People in California have a higher opinion of the quality and the value of wine produced in their state than do residents of the other 49 states. This phenomenon, dubbed “the Sierra gap,” (no, after the Sierra Nevada mountains, not Sierra Carche!) comes from the 2008 Wine Market Council survey. Fully 63 percent of Californians think that California wine offers better quality than similar wines as compared to 54 percent of respondents not from California. And in the question of value, the split was even wider at 73 percent versus 58 percent.
This fascinating finding may bear upon our discussion of around the comments from wine importer Bobby Kacher about why so few tasty American wines under $12?
I asked John Gillespie, president of the the Wine Market Council how his survey data differ from the annual Gallup poll, which we discussed recently. As a reminder, our description on the Gallup wine drinkers: “If an alien landed in a room full American wine drinkers, it would meet mostly college educated, AARP eligible women, probably not from the midwest.”
Gillespie writes to describe how his results compare to Gallup:
You will see that among core wine drinkers (those who drink wine once a week or more often) there is a slight tilt in the direction of males. You’ll also see the a higher percentage of males are reporting an increase in their wine consumption. And when you look at the gender ratio by generation, you will see that younger groups are either gender neutral, or, in fact, skew male. So while the college educated AARP eligible female wine drinker does exist, we should keep in mind that just down the bar there are a couple of guys in their 20s drinking Malbec and texting their friends to come join them.
Among wine drinkers (also from the 2008 Wine Market Council survey of U.S. wine drinkers) is is true that a higher percentage of females (69%) say they prefer wine to other forms of beverage alcohol (56% of males say this). But
the reality is that among core wine drinkers (who account for about 90% of all wine consumed) there are more males than females, and that younger wine drinkers skew male, not female.
The Wine Market Council data also show that the youngest drinkers, a large generation younger than about 32 known as millennials, already consume the second most wine as a group and have the fastest growth rate at 46 percent.
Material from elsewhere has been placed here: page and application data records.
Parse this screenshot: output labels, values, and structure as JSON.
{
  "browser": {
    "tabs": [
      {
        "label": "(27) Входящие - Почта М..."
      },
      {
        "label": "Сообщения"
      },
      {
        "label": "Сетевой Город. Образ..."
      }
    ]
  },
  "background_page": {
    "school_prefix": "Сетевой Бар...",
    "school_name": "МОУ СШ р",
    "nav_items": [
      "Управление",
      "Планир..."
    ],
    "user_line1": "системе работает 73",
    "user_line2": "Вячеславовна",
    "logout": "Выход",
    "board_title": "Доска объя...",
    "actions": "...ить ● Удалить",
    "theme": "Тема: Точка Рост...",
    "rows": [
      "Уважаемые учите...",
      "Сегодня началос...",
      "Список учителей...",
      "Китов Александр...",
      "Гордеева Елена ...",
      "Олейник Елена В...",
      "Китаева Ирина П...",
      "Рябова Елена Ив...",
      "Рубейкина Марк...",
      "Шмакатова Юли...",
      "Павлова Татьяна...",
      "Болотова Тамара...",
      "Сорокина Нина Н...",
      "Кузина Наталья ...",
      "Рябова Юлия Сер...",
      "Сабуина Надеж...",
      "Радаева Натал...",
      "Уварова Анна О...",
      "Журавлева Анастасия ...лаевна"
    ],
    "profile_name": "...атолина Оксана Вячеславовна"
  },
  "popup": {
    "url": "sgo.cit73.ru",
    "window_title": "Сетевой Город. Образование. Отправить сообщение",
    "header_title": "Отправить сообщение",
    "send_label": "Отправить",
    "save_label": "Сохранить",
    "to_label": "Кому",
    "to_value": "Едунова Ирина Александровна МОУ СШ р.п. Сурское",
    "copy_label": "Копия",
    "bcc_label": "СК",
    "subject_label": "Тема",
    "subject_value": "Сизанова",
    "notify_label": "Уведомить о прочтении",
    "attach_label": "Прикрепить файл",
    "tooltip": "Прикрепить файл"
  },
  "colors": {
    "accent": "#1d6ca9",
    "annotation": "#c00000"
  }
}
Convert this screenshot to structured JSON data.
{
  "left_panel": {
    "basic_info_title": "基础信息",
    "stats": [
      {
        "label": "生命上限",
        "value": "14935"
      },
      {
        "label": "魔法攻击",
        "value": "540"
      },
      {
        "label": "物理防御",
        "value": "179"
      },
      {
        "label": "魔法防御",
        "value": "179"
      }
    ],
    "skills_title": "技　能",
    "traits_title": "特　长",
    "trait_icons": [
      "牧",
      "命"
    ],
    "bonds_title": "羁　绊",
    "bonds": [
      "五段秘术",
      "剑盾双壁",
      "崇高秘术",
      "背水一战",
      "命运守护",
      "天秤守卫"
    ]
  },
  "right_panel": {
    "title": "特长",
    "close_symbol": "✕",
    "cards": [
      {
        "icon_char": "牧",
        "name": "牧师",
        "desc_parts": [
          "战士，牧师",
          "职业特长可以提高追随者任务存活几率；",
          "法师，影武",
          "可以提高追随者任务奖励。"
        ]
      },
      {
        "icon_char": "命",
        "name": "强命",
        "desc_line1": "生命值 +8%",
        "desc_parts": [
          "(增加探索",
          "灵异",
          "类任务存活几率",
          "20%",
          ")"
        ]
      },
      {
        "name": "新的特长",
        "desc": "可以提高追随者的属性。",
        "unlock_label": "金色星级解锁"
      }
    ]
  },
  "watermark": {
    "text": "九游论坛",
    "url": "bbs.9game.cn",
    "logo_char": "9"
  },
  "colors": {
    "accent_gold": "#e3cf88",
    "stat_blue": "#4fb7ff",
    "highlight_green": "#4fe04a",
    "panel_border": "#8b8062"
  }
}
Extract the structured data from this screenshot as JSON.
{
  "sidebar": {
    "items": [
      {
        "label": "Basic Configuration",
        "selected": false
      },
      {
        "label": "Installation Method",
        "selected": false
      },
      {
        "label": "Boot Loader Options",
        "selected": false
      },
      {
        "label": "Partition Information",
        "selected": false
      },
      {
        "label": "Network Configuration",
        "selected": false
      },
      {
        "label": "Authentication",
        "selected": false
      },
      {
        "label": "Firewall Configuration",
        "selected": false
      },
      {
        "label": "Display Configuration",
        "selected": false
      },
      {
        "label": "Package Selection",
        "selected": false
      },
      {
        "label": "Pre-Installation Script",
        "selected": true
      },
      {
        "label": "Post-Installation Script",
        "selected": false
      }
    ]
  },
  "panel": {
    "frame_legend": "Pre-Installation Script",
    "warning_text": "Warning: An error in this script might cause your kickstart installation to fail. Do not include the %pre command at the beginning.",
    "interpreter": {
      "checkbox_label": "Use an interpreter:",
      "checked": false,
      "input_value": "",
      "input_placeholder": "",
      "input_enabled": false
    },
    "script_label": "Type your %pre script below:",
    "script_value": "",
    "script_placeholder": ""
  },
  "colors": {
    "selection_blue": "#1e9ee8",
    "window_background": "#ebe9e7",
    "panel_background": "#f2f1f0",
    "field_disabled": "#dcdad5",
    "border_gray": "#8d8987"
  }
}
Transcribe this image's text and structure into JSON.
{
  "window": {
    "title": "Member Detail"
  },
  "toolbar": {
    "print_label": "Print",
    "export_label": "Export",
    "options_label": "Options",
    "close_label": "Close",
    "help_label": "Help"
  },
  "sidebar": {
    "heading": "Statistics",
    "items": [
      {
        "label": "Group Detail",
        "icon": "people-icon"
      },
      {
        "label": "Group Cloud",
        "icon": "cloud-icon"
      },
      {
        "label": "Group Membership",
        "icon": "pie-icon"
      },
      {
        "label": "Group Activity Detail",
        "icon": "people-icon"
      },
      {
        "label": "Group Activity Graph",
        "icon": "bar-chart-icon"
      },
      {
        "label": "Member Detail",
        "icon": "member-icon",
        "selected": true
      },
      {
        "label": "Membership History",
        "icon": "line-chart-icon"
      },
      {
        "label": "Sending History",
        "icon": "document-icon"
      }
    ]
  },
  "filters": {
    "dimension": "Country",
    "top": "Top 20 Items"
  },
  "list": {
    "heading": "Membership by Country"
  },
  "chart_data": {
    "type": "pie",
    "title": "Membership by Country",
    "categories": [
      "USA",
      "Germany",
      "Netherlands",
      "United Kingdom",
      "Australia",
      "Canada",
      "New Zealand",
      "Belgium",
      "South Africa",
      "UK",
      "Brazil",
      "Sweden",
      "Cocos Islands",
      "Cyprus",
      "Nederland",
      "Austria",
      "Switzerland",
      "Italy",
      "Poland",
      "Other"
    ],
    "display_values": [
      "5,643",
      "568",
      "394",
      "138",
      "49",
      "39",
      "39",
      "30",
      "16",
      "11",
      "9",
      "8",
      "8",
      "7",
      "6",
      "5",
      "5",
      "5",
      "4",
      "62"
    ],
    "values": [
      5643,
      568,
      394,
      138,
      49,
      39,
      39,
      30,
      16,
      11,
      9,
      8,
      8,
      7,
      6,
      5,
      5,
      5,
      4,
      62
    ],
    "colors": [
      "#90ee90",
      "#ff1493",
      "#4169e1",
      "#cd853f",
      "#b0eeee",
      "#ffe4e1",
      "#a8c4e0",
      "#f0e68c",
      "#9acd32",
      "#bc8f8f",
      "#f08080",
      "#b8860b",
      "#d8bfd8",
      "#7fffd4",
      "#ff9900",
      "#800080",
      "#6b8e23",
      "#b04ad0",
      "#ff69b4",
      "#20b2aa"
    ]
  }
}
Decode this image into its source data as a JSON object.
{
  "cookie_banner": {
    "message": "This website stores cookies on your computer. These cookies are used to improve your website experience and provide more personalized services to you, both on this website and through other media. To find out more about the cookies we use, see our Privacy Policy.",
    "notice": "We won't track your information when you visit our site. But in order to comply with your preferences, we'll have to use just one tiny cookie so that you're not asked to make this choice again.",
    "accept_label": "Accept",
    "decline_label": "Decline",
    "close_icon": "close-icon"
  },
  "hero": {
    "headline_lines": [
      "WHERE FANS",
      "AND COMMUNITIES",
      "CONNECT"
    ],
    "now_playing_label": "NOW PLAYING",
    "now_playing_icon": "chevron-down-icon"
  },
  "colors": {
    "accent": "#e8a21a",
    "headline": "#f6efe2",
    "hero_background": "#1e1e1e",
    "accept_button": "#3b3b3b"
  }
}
That’s quite a contrast to Europe, where younger drinkers are drinking less wine.
Slides after the jump.
The Wine Market Council describes itself as “a non-profit association of grape growers, wine producers, importers, wholesalers, and other affiliated businesses and organizations. The council’s mission is to establish the widespread acceptance of wine as a rewarding part of American culture and to encourage the responsible enjoyment of wine by current and future generations of adults in the United States.”